WASHINGTON — The Biden administration’s new website allowing people to order up to four free at-home coronavirus tests quietly went live on Tuesday — a day in advance of its formal launch — and demand already appeared to be significant.
A combined total of more than 1 million visitors were on the home page and the ordering page of covidtests.gov at one point Tuesday evening — more than 40 times as many as were on the government site with the next highest traffic, the U.S. Postal Service’s package-tracking page, according to analytics.usa.gov, which monitors traffic on participating federal websites.
At a White House news conference on Tuesday, President Biden’s press secretary, Jen Psaki, said the official launch would take place on Wednesday morning, but that the site had begun taking orders during what she described as a “beta testing phase” conducted by the U.S. Digital Service, the government’s technology support division.
Also on Wednesday, the White House will announce that it is making 400 million “high quality,” nonsurgical N95 masks available, free of charge, at community health centers and retail pharmacies across the nation. The masks will be released from the Strategic National Stockpile, officials said, calling the effort the “largest deployment of personal protective equipment in U.S. history.”
These moves are evidence that the Biden administration is trying increase its coronavirus defense as Omicron variant is driving a spike in cases throughout the nation. The administration at first resisted the idea of sending tests to Americans’ homes, but it has now enlisted the U.S. The Postal Service handles orders and deliveries.
But it wasn’t long before the pilot testing revealed some apparent glitches.
People who live in apartments claimed that they were prevented from ordering tests if another tenant had requested the same building. Many people who receive their mail at post offices also reported confusion when ordering. The site contains a disclaimer that states that orders will only be shipped to valid residential addresses.
In a statement, the Postal Service said the problems were confined to “a small percentage of orders” and recommended that customers file a service request or contact the Postal Service help desk at 1-800-ASK-USPS (1-800-275-8777).
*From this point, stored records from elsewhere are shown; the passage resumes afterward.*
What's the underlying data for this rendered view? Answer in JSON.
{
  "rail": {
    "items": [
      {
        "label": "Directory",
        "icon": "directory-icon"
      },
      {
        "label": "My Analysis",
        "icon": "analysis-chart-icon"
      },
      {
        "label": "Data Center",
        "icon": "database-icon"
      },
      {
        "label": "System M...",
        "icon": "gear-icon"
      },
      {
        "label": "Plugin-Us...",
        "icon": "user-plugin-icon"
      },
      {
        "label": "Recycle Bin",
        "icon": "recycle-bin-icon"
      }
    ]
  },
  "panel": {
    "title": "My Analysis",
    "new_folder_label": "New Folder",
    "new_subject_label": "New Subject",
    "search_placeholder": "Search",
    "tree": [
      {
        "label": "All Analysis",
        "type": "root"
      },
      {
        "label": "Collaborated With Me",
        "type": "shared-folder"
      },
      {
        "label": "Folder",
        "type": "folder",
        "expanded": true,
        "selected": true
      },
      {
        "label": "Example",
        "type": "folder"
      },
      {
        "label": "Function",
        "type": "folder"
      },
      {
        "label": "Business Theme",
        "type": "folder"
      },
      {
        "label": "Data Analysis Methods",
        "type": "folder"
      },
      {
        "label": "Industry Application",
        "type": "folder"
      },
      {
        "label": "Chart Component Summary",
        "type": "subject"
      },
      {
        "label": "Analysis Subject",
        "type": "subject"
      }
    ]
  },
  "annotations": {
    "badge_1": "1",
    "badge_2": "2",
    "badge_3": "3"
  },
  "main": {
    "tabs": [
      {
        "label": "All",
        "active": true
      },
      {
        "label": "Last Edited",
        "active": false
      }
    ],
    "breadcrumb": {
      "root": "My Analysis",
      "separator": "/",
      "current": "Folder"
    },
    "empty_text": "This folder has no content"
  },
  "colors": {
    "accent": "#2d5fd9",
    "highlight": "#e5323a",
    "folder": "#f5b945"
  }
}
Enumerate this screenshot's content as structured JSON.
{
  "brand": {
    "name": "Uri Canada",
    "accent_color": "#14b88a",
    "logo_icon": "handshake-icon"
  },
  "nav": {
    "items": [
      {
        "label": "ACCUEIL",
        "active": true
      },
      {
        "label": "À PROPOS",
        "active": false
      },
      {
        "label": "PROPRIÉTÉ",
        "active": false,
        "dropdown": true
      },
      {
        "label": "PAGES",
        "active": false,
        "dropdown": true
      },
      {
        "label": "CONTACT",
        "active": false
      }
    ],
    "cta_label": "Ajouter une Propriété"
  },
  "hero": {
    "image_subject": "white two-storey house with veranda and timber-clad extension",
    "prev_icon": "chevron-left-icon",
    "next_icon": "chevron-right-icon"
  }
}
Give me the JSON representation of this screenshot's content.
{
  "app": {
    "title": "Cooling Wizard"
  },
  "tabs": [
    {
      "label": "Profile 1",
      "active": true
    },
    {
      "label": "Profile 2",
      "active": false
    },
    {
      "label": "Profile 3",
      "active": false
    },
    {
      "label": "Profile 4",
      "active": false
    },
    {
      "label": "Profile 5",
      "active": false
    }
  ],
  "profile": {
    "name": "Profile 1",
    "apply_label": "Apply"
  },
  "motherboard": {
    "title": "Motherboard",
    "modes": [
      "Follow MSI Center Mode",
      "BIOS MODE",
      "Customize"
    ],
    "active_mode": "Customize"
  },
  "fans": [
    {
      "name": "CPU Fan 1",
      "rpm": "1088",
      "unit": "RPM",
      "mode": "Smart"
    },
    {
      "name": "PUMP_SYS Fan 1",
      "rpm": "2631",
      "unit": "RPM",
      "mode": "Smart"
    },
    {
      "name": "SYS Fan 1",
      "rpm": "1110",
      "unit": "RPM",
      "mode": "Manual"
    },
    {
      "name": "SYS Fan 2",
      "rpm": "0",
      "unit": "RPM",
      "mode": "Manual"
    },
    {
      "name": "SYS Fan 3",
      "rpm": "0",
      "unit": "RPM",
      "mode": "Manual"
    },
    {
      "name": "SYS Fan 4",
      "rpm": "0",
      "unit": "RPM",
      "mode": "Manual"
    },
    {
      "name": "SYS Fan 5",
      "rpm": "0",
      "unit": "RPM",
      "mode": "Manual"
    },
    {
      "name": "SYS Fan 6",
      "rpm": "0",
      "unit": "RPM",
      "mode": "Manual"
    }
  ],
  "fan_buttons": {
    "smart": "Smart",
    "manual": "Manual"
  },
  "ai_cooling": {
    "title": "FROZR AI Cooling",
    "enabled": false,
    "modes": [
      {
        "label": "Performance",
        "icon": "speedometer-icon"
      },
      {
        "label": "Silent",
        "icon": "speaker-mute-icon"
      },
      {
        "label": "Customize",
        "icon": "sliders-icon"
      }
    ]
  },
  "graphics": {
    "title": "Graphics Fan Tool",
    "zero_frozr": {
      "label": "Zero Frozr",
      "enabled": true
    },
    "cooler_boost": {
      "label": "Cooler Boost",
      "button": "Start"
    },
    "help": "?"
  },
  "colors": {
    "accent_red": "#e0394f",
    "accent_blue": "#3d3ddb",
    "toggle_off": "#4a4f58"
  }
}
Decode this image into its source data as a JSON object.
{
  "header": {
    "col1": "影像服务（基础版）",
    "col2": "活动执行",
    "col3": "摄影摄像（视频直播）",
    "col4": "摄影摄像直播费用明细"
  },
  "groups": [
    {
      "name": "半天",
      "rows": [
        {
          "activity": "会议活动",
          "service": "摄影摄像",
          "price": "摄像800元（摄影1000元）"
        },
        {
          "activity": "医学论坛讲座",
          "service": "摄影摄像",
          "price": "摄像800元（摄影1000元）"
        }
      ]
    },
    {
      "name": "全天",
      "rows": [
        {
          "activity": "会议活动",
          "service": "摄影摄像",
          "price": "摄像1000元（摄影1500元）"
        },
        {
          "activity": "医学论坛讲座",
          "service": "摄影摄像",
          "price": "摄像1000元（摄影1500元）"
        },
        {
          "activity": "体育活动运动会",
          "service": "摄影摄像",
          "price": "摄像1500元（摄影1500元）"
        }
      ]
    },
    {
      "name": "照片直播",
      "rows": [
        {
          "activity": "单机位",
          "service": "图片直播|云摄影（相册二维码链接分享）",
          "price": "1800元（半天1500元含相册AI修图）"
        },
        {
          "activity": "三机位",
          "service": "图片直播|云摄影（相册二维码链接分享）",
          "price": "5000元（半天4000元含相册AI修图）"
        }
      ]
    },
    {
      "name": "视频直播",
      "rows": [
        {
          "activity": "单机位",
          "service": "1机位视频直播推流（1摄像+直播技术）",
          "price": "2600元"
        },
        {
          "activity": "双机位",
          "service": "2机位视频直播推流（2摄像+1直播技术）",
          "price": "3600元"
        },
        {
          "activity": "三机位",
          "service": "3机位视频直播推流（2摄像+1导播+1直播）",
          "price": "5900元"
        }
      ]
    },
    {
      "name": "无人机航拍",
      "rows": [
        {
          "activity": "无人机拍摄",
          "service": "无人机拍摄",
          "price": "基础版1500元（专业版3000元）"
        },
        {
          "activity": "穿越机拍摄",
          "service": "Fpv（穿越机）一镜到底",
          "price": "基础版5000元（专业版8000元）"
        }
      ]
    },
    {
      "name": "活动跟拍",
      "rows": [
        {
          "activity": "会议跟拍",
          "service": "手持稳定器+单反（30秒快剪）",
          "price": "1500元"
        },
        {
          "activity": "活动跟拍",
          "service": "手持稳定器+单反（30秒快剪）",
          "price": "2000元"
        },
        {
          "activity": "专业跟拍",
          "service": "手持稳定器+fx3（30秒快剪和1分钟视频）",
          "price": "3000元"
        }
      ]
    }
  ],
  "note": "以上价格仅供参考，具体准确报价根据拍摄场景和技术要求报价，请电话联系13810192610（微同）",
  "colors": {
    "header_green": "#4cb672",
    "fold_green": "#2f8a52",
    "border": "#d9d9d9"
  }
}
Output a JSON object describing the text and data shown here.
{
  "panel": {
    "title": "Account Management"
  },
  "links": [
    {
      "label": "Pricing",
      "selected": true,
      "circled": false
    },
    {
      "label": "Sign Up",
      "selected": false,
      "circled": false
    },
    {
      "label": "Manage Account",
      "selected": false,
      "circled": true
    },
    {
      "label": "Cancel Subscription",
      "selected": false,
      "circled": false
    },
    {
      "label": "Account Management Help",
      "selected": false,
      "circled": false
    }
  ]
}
It was still frustrating for those who couldn’t order. Gina Lindo (46), ordered four tests from the federal website Tuesday afternoon and requested that they be sent to her Long Island single-family home. Ms. Lindo attempted to order tests from her parents, who reside in Queens. However, she received an error message.
“Home Covid-19 tests have already been ordered for this address,” the message read. “We are unable to process duplicate orders for the same address.”
Ms. Lindo claimed that she called her mother right away to confirm that she had ordered the tests. They found out that the upstairs neighbor had ordered the tests.
“They haven’t been able to get tests, they are sold out everywhere,” Ms. Lindo said. “I know it’s probably a line in the code on the USPS website that needs to be changed, but I really do hope that they change it quickly so that we can order the tests.”
She said that her mother teaches English at a senior center once per week and she wants to take home tests regularly because of that. She and Ms. Lindo’s father, who are both in their 70s, also hope to take home tests before their grandson’s upcoming 16th birthday party, and before upcoming appointments with their doctors.
Biden has had to deal with failed website rollouts. He was vice president when President Barack Obama launched healthcare.gov, an online marketplace for health-insurance. Jeff Zients, who is now Mr. Biden’s coronavirus response coordinator, was brought in to rescue the troubled site, which crashed repeatedly under a crush of early users. In the wake of this disaster, the U.S. Digital Service (USDS) was created.
The Coronavirus Pandemic – Key Facts to Know
Covidtests.gov is also available in Spanish. Visitors can click through to a Postal Service website to order four tests per household for free. The website states that orders are usually shipped within seven to twelve days.
“We can’t guarantee there won’t be a bug or two,” Ms. Psaki said, “but the best tech teams across the administration and the Postal Service are working hard to make this a success.”
Both the Trump and Biden administrations have struggled to match testing demand with supply. Mr. Biden has been criticised for not increasing the supply of quick at-home tests fast enough, as Americans struggled for testing after the Omicron variant was introduced.
Experts recommend that people test at-home if they experience symptoms of Covid-19, if they have been exposed to someone with the virus for five or more days, or if they plan to gather indoors to check on someone at higher risk.
Omicron has created a significant strain on both the in-home and laboratory supply of Omicron tests. Shortly after Thanksgiving, rapid tests began to disappear from pharmacy shelves. Long lines were seen at clinics for polymerase-chain reaction (or P.C.R.) tests.
Biden’s administration responded to this by ordering that a million at-home tests be distributed free to the public in two 500-million-unit batches. Officials from the administration have stated that the second batch will not become available until the spring.
The administration also offers free rapid tests at rural health clinics and community health centers. Private insurance customers can now request reimbursement for any tests they purchase. While the insurance companies will have to cover eight at home tests per person per month (some say it could take some time to implement the reimbursement system), they will have to cover them all.
Source: NY Times